**Input material:**
- Opening Delimiter -

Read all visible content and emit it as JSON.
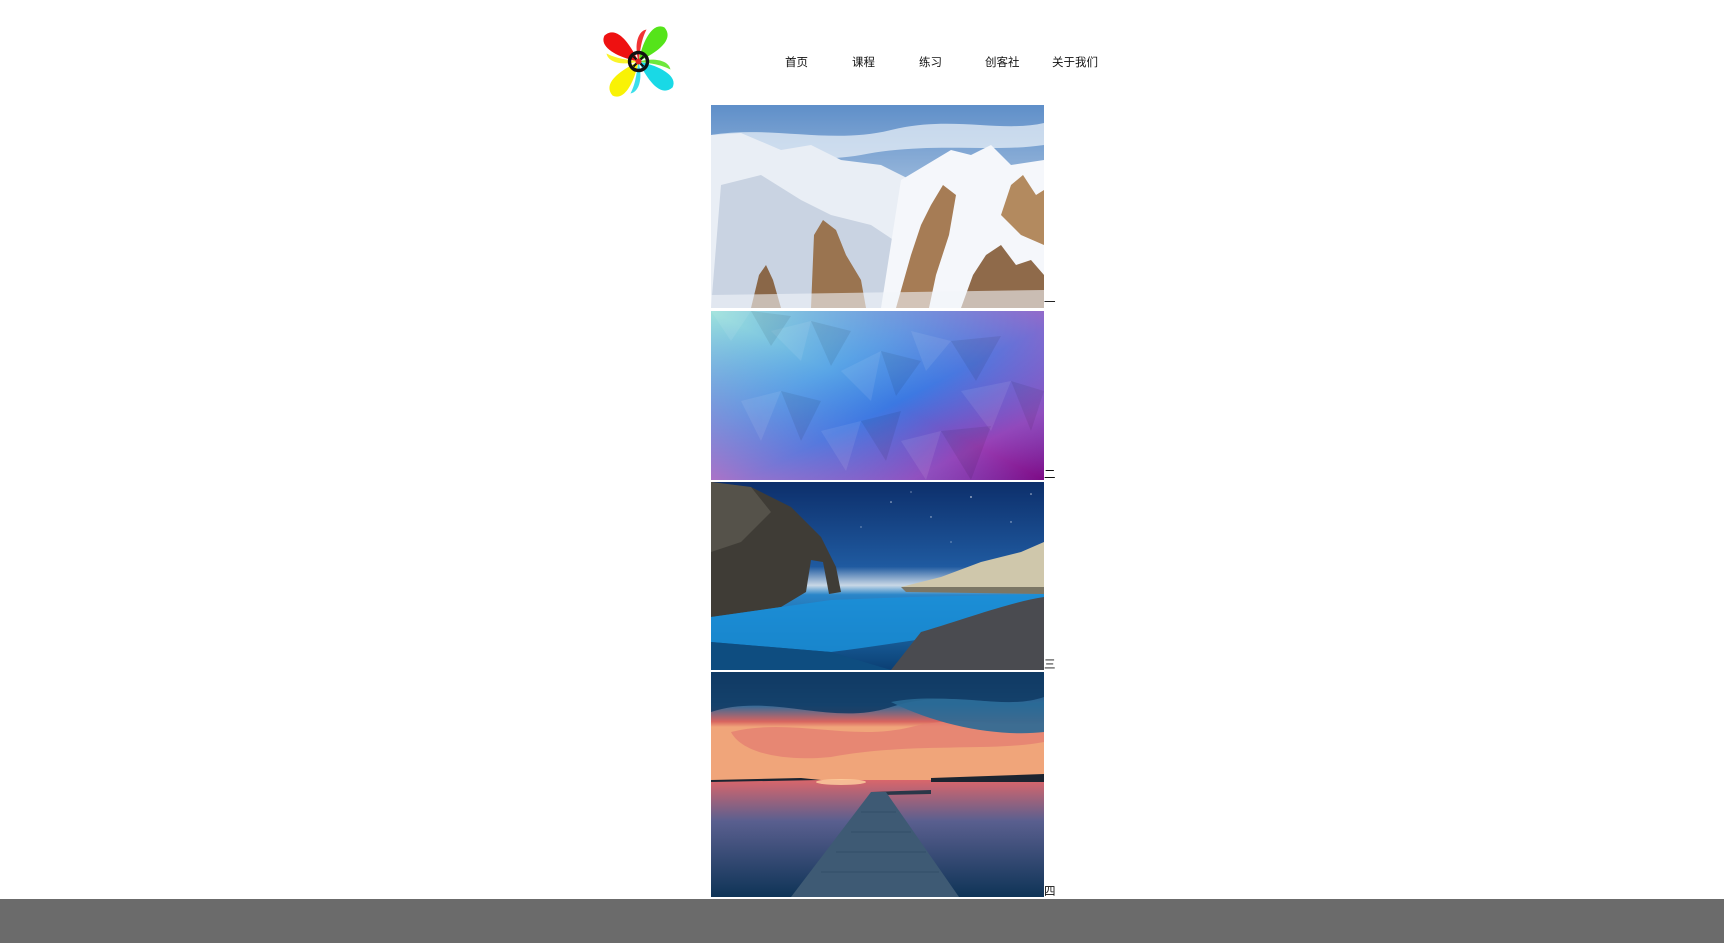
{
  "nav": {
    "items": [
      {
        "label": "首页"
      },
      {
        "label": "课程"
      },
      {
        "label": "练习"
      },
      {
        "label": "创客社"
      },
      {
        "label": "关于我们"
      }
    ]
  },
  "slides": [
    {
      "number": "一",
      "image": "snowy-mountains"
    },
    {
      "number": "二",
      "image": "low-poly-gradient"
    },
    {
      "number": "三",
      "image": "sea-arch-night"
    },
    {
      "number": "四",
      "image": "pier-sunset-lake"
    }
  ],
  "colors": {
    "footer": "#6b6b6b",
    "background": "#ffffff",
    "logo_petals": [
      "#ee1111",
      "#55e41a",
      "#19d9e6",
      "#f9f205"
    ]
  }
}
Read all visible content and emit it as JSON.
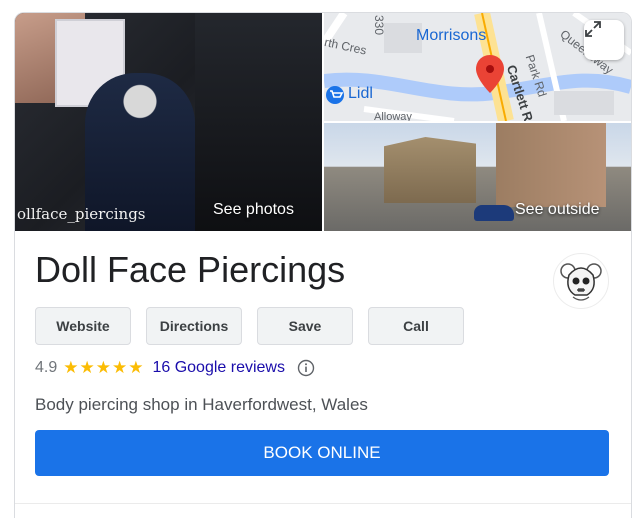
{
  "photos": {
    "main_label": "See photos",
    "watermark": "ollface_piercings",
    "street_label": "See outside"
  },
  "map": {
    "labels": [
      "Morrisons",
      "Lidl",
      "Park Rd",
      "Cartlett R",
      "Queensway",
      "rth Cres",
      "330",
      "Alloway"
    ],
    "expand_icon": "expand-icon",
    "pin_color": "#ea4335"
  },
  "business": {
    "name": "Doll Face Piercings",
    "logo_icon": "skull-logo",
    "rating": "4.9",
    "stars": "★★★★★",
    "star_count": 5,
    "reviews_label": "16 Google reviews",
    "category": "Body piercing shop in Haverfordwest, Wales"
  },
  "actions": {
    "website": "Website",
    "directions": "Directions",
    "save": "Save",
    "call": "Call"
  },
  "booking": {
    "label": "BOOK ONLINE",
    "color": "#1a73e8"
  },
  "colors": {
    "star": "#fbbc04",
    "link": "#1a0dab"
  }
}
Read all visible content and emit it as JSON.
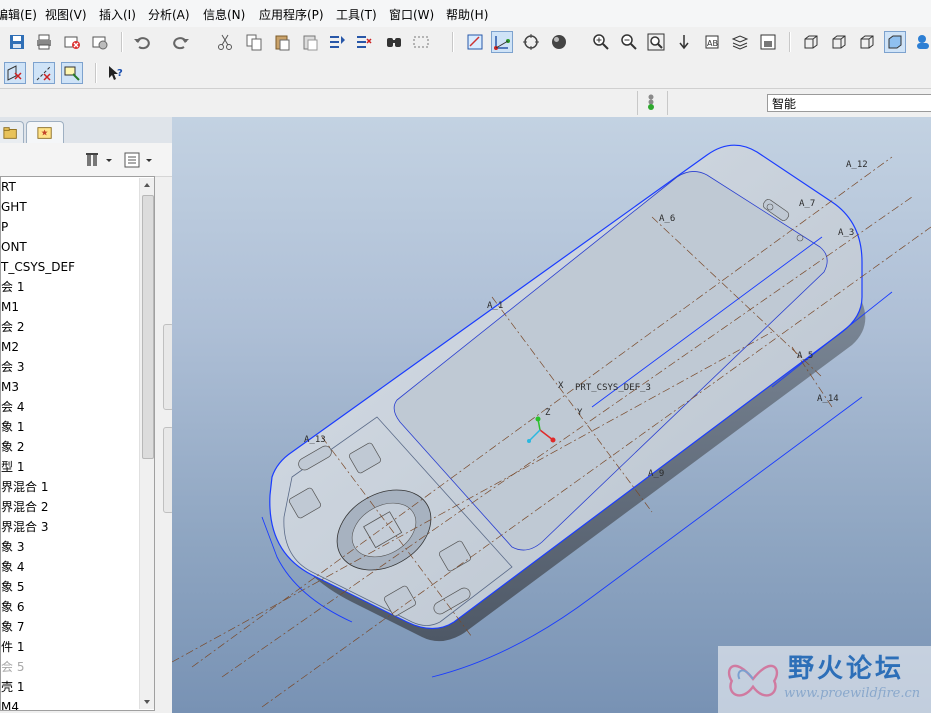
{
  "menu": {
    "items": [
      "编辑(E)",
      "视图(V)",
      "插入(I)",
      "分析(A)",
      "信息(N)",
      "应用程序(P)",
      "工具(T)",
      "窗口(W)",
      "帮助(H)"
    ]
  },
  "toolbar": {
    "row1": [
      "save-icon",
      "print-icon",
      "close-window-icon",
      "erase-icon",
      "undo-icon",
      "redo-icon",
      "cut-icon",
      "copy-icon",
      "paste-icon",
      "paste-special-icon",
      "regenerate-icon",
      "regen-manager-icon",
      "find-icon",
      "select-box-icon",
      "repaint-icon",
      "spin-center-icon",
      "orient-icon",
      "shading-icon",
      "zoom-in-icon",
      "zoom-out-icon",
      "refit-icon",
      "reorient-icon",
      "saved-views-icon",
      "layers-icon",
      "view-manager-icon",
      "wireframe-icon",
      "hidden-line-icon",
      "no-hidden-icon",
      "shaded-icon"
    ],
    "row2": [
      "datum-plane-toggle-icon",
      "datum-axis-toggle-icon",
      "datum-point-toggle-icon",
      "csys-toggle-icon",
      "whats-this-icon"
    ]
  },
  "status": {
    "filter_value": "智能"
  },
  "model_tree": {
    "items": [
      {
        "label": "RT"
      },
      {
        "label": "GHT"
      },
      {
        "label": "P"
      },
      {
        "label": "ONT"
      },
      {
        "label": "T_CSYS_DEF"
      },
      {
        "label": "会 1"
      },
      {
        "label": "M1"
      },
      {
        "label": "会 2"
      },
      {
        "label": "M2"
      },
      {
        "label": "会 3"
      },
      {
        "label": "M3"
      },
      {
        "label": "会 4"
      },
      {
        "label": "象 1"
      },
      {
        "label": "象 2"
      },
      {
        "label": "型 1"
      },
      {
        "label": "界混合 1"
      },
      {
        "label": "界混合 2"
      },
      {
        "label": "界混合 3"
      },
      {
        "label": "象 3"
      },
      {
        "label": "象 4"
      },
      {
        "label": "象 5"
      },
      {
        "label": "象 6"
      },
      {
        "label": "象 7"
      },
      {
        "label": "件 1"
      },
      {
        "label": "会 5",
        "dim": true
      },
      {
        "label": "壳 1"
      },
      {
        "label": "M4"
      }
    ]
  },
  "viewport": {
    "datum_labels": [
      "A_12",
      "A_7",
      "A_3",
      "A_6",
      "A_1",
      "PRT_CSYS_DEF_3",
      "A_5",
      "A_14",
      "A_13",
      "A_9",
      "A_8"
    ],
    "csys_axis_labels": [
      "X",
      "Y",
      "Z"
    ]
  },
  "watermark": {
    "title": "野火论坛",
    "url": "www.proewildfire.cn"
  },
  "colors": {
    "model_body": "#c9d2dc",
    "edge_highlight": "#1a3cff",
    "datum": "#8a5a3a",
    "viewport_bg": "#9fb3cc"
  }
}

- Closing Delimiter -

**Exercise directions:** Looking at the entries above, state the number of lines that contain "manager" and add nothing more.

**Written answer:** 2